I was grateful to be exposed to dirt track racing from my father at an early age. His love of racing consumed all his free time that wasn’t spent farming. Also growing up on the farm I was exposed to a lot of broken machinery. I have been fixing things from a young age. As I have grown older I have been able to work on projects that are more interesting, involved and fun oriented than broken farm machinery.

During college I was part of a (FSAE) Formula Society of automotive engineer’s team. This is a great team for young gearheads. The team designs and builds a Formula 1 style (scaled down with a 600cc or less motorcycle engine) race car and compete against many other young hard working college students from around the world.

Since graduating I have had difficulties, at times, finding gearhead activities. This summer I am hoping to take in as many gearhead activities as I can. I have already participated in my first SCCA autocross. That was a great time despite the torrential rain all day. There were about 40 cars there and the people were great fun to talk to. I also took my newest car drag racing this summer. I have been drag racing before but it is always fun, especially with a new car. I will try to share some stories from those adventures in future posts.

I have also found it difficult at times to get friends interested in car related activities. Often people these days are only interested in drinking, watching tv, playing video games or putting all of their pictures of them doing those activities on social media. I don’t want to sound like a troll here. Those are all fine activities and I enjoy them on occasion, but personally I get much more enjoyment from going out and working on a car, going to a car show or better yet driving!

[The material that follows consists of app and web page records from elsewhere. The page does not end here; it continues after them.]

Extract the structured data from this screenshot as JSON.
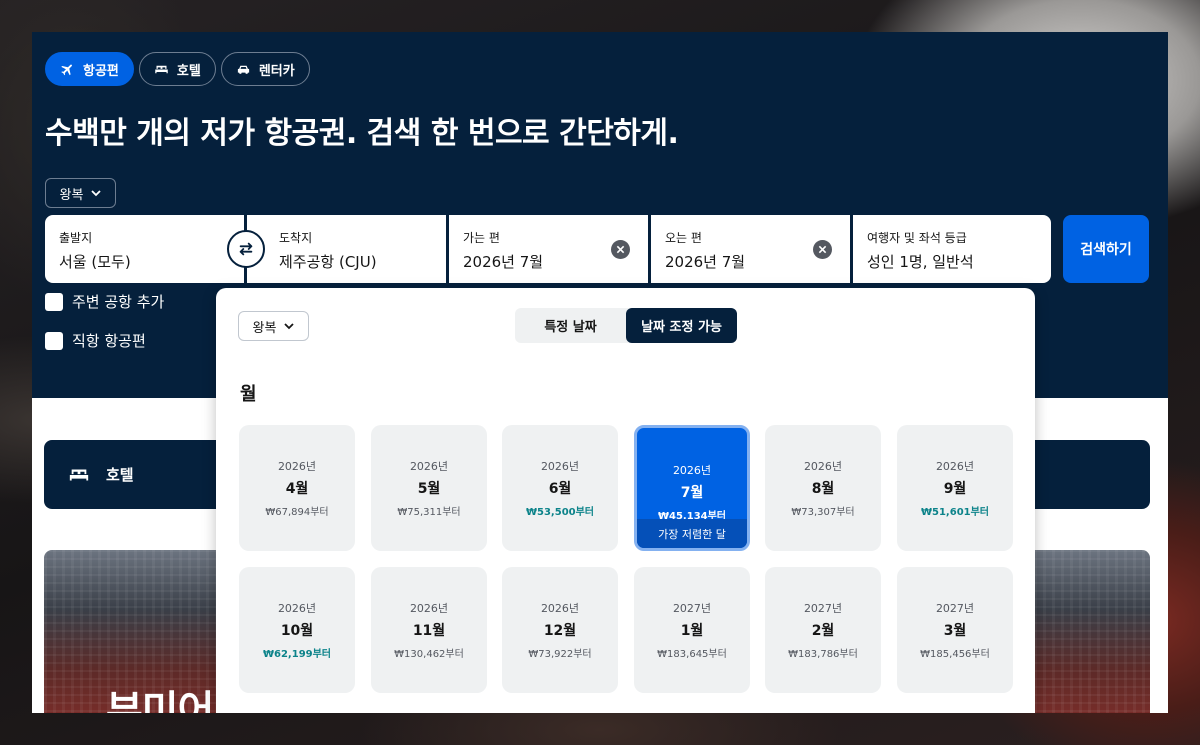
{
  "tabs": [
    {
      "label": "항공편",
      "icon": "plane-icon",
      "active": true
    },
    {
      "label": "호텔",
      "icon": "bed-icon",
      "active": false
    },
    {
      "label": "렌터카",
      "icon": "car-icon",
      "active": false
    }
  ],
  "headline": "수백만 개의 저가 항공권. 검색 한 번으로 간단하게.",
  "trip_type": "왕복",
  "search": {
    "origin_label": "출발지",
    "origin_value": "서울 (모두)",
    "destination_label": "도착지",
    "destination_value": "제주공항 (CJU)",
    "depart_label": "가는 편",
    "depart_value": "2026년 7월",
    "return_label": "오는 편",
    "return_value": "2026년 7월",
    "travellers_label": "여행자 및 좌석 등급",
    "travellers_value": "성인 1명, 일반석",
    "button": "검색하기"
  },
  "options": {
    "nearby_airports": "주변 공항 추가",
    "direct_flights": "직항 항공편"
  },
  "hotel_card": {
    "label": "호텔"
  },
  "promo": {
    "text": "부미어"
  },
  "popup": {
    "trip_type": "왕복",
    "toggle": {
      "specific": "특정 날짜",
      "flexible": "날짜 조정 가능",
      "selected": "flexible"
    },
    "heading": "월",
    "cheapest_label": "가장 저렴한 달",
    "months": [
      {
        "year": "2026년",
        "month": "4월",
        "price": "₩67,894부터",
        "low": false,
        "selected": false
      },
      {
        "year": "2026년",
        "month": "5월",
        "price": "₩75,311부터",
        "low": false,
        "selected": false
      },
      {
        "year": "2026년",
        "month": "6월",
        "price": "₩53,500부터",
        "low": true,
        "selected": false
      },
      {
        "year": "2026년",
        "month": "7월",
        "price": "₩45,134부터",
        "low": true,
        "selected": true
      },
      {
        "year": "2026년",
        "month": "8월",
        "price": "₩73,307부터",
        "low": false,
        "selected": false
      },
      {
        "year": "2026년",
        "month": "9월",
        "price": "₩51,601부터",
        "low": true,
        "selected": false
      },
      {
        "year": "2026년",
        "month": "10월",
        "price": "₩62,199부터",
        "low": true,
        "selected": false
      },
      {
        "year": "2026년",
        "month": "11월",
        "price": "₩130,462부터",
        "low": false,
        "selected": false
      },
      {
        "year": "2026년",
        "month": "12월",
        "price": "₩73,922부터",
        "low": false,
        "selected": false
      },
      {
        "year": "2027년",
        "month": "1월",
        "price": "₩183,645부터",
        "low": false,
        "selected": false
      },
      {
        "year": "2027년",
        "month": "2월",
        "price": "₩183,786부터",
        "low": false,
        "selected": false
      },
      {
        "year": "2027년",
        "month": "3월",
        "price": "₩185,456부터",
        "low": false,
        "selected": false
      }
    ]
  },
  "colors": {
    "hero_bg": "#05203c",
    "primary": "#0062e3",
    "low_price": "#0c838a"
  }
}
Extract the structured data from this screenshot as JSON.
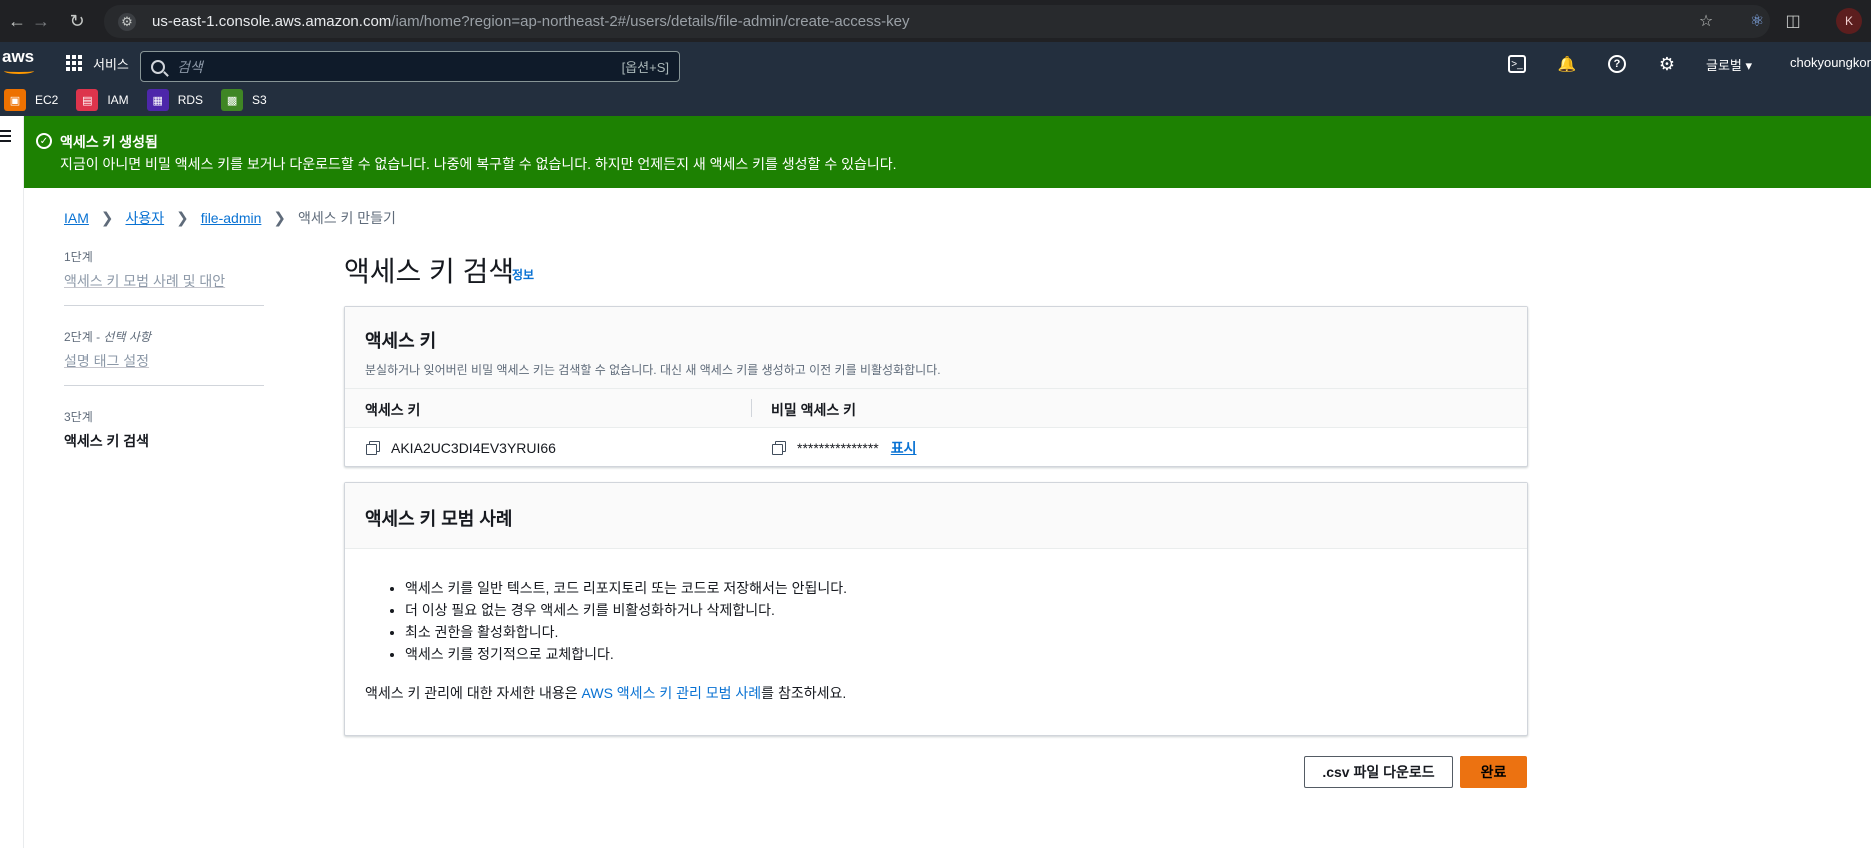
{
  "browser": {
    "url_host": "us-east-1.console.aws.amazon.com",
    "url_path": "/iam/home?region=ap-northeast-2#/users/details/file-admin/create-access-key",
    "profile_initial": "K"
  },
  "topnav": {
    "logo": "aws",
    "services_label": "서비스",
    "search_placeholder": "검색",
    "search_hint": "[옵션+S]",
    "region_label": "글로벌 ▾",
    "user_label": "chokyoungkon"
  },
  "favorites": [
    {
      "label": "EC2",
      "color": "#ed7100"
    },
    {
      "label": "IAM",
      "color": "#dd344c"
    },
    {
      "label": "RDS",
      "color": "#4d27aa"
    },
    {
      "label": "S3",
      "color": "#3f8624"
    }
  ],
  "flash": {
    "title": "액세스 키 생성됨",
    "message": "지금이 아니면 비밀 액세스 키를 보거나 다운로드할 수 없습니다. 나중에 복구할 수 없습니다. 하지만 언제든지 새 액세스 키를 생성할 수 있습니다.",
    "color": "#1d8102"
  },
  "breadcrumb": {
    "items": [
      "IAM",
      "사용자",
      "file-admin"
    ],
    "current": "액세스 키 만들기"
  },
  "steps": [
    {
      "label": "1단계",
      "label_suffix": "",
      "name": "액세스 키 모범 사례 및 대안"
    },
    {
      "label": "2단계 - ",
      "label_suffix": "선택 사항",
      "name": "설명 태그 설정"
    },
    {
      "label": "3단계",
      "label_suffix": "",
      "name": "액세스 키 검색"
    }
  ],
  "page": {
    "title": "액세스 키 검색",
    "info_link": "정보"
  },
  "access_key_panel": {
    "title": "액세스 키",
    "description": "분실하거나 잊어버린 비밀 액세스 키는 검색할 수 없습니다. 대신 새 액세스 키를 생성하고 이전 키를 비활성화합니다.",
    "col_access_key": "액세스 키",
    "col_secret_key": "비밀 액세스 키",
    "access_key_value": "AKIA2UC3DI4EV3YRUI66",
    "secret_key_masked": "***************",
    "show_label": "표시"
  },
  "best_practices_panel": {
    "title": "액세스 키 모범 사례",
    "items": [
      "액세스 키를 일반 텍스트, 코드 리포지토리 또는 코드로 저장해서는 안됩니다.",
      "더 이상 필요 없는 경우 액세스 키를 비활성화하거나 삭제합니다.",
      "최소 권한을 활성화합니다.",
      "액세스 키를 정기적으로 교체합니다."
    ],
    "more_prefix": "액세스 키 관리에 대한 자세한 내용은 ",
    "more_link": "AWS 액세스 키 관리 모범 사례",
    "more_suffix": "를 참조하세요."
  },
  "actions": {
    "download_csv": ".csv 파일 다운로드",
    "done": "완료"
  }
}
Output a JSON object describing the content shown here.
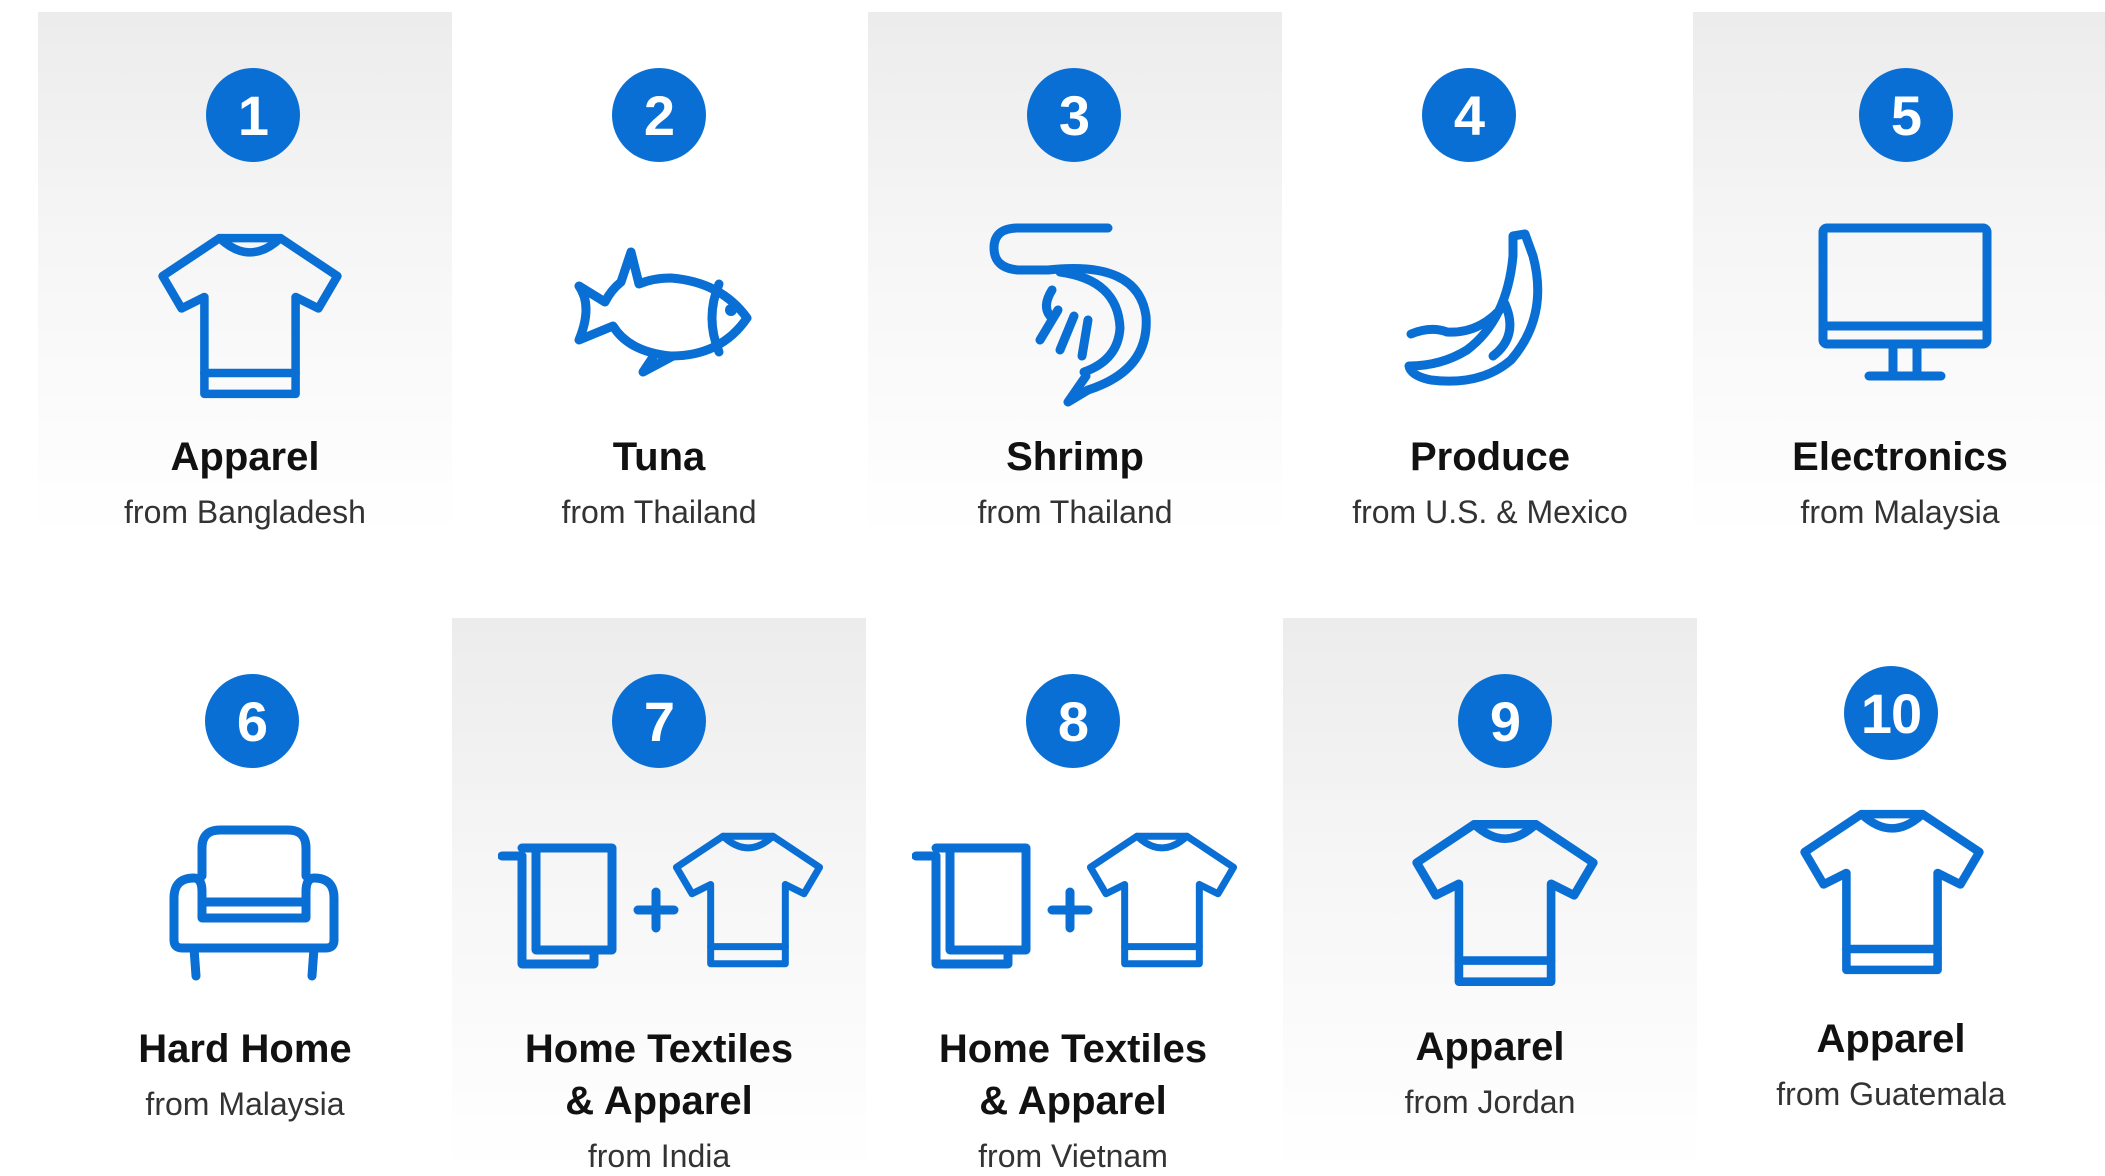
{
  "accent_color": "#0a6fd4",
  "items": [
    {
      "rank": "1",
      "title": "Apparel",
      "origin": "from Bangladesh",
      "icon": "tshirt-icon"
    },
    {
      "rank": "2",
      "title": "Tuna",
      "origin": "from Thailand",
      "icon": "fish-icon"
    },
    {
      "rank": "3",
      "title": "Shrimp",
      "origin": "from Thailand",
      "icon": "shrimp-icon"
    },
    {
      "rank": "4",
      "title": "Produce",
      "origin": "from U.S. & Mexico",
      "icon": "banana-icon"
    },
    {
      "rank": "5",
      "title": "Electronics",
      "origin": "from Malaysia",
      "icon": "monitor-icon"
    },
    {
      "rank": "6",
      "title": "Hard Home",
      "origin": "from Malaysia",
      "icon": "armchair-icon"
    },
    {
      "rank": "7",
      "title_line1": "Home Textiles",
      "title_line2": "& Apparel",
      "origin": "from India",
      "icon": "towel-plus-tshirt-icon"
    },
    {
      "rank": "8",
      "title_line1": "Home Textiles",
      "title_line2": "& Apparel",
      "origin": "from Vietnam",
      "icon": "towel-plus-tshirt-icon"
    },
    {
      "rank": "9",
      "title": "Apparel",
      "origin": "from Jordan",
      "icon": "tshirt-icon"
    },
    {
      "rank": "10",
      "title": "Apparel",
      "origin": "from Guatemala",
      "icon": "tshirt-icon"
    }
  ]
}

Through My Wheel Life, I want to inspire those of you who have similar interests to get out of your house/apartment/local bar and start participating in the gearhead community.

Hope you enjoy the ride!